Shamsul Alam (Member, General Economics Division, Planning Commission, Bangladesh) followed with a presentation on disaster risk reduction and climate change adaptation in Bangladesh. The country has a National Social Security Strategy, with 25 programmes being dedicated to disaster risk and climate change. Lessons learned demonstrate that strong political commitment with a focus on social development is essential. Different social protection schemes have the ability to cater to different phases of disaster relief response. He noted how eradicating extreme poverty is especially relevant in the context of disaster risk and climate change, to ensure a more peaceful and inclusive society. 

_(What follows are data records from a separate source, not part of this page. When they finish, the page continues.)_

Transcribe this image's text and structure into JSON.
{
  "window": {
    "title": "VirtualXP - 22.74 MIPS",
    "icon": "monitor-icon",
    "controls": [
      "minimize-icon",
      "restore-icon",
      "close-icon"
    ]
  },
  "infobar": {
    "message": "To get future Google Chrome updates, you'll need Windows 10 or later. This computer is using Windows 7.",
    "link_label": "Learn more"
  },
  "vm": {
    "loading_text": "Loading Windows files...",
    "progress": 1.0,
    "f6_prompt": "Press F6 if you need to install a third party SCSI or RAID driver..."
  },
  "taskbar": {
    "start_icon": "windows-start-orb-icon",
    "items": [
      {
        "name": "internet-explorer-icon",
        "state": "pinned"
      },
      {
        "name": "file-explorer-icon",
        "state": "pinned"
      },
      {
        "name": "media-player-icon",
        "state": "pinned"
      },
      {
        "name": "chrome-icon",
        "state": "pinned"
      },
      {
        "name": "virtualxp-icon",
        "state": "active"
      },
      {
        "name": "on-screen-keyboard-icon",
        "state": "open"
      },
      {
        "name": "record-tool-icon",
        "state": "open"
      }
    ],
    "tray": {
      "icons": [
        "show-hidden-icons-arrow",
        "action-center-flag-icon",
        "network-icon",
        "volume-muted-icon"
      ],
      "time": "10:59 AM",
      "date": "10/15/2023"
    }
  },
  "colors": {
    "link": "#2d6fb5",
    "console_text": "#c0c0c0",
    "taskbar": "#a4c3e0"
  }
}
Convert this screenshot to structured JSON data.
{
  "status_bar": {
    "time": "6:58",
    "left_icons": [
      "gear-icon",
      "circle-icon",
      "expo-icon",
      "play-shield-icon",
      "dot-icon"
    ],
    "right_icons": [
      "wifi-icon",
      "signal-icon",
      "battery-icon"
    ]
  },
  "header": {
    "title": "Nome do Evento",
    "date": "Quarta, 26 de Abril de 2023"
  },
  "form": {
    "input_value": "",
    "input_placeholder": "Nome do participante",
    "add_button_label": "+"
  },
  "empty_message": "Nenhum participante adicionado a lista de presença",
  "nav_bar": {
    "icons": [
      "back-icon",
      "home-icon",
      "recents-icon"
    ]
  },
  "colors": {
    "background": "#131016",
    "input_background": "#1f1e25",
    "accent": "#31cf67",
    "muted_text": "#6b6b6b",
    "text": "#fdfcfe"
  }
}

Johanna Knoess (Head of Sector Initiative Social Protection, GIZ, Germany) delivered a presentation on integrating social protection with disaster risk management and climate change and adaptation response. Uniting social protection with climate change and adaptation response is an established approach, but more needs to be done. Institutional, legislative, technical, political and financial barriers still hinder this policy agenda. She highlighted possible solutions, such as increasing cross-sectoral coordination between ministries in advance, before crisis onset. Ensuring that the social protection system is able to respond to crisis requires a whole different set of mechanisms for scaling up. This includes an early warning system, variable payment mechanisms as well as reaching previously untargeted regions. In times of crisis, additional funding is usually made available for humanitarian relief, which in itself can be a challenge to disburse. Governments must ensure programme coverage can be expanded, flexible delivery systems are in place and predictable financing arrangements have been prepared. Asset building, livelihood promotion and policy development are recommended for achieving improved, more comprehensive disaster and climate change response schemes.


We invite you to continue reading the full coverage of the event here:

Day 1 of APSP Week

Day 2 of the APSP Week

Day 3 of the APSP Week

Day 5 (Final) of the APSP Week


Article and photos by Ashleigh Kate Slingsby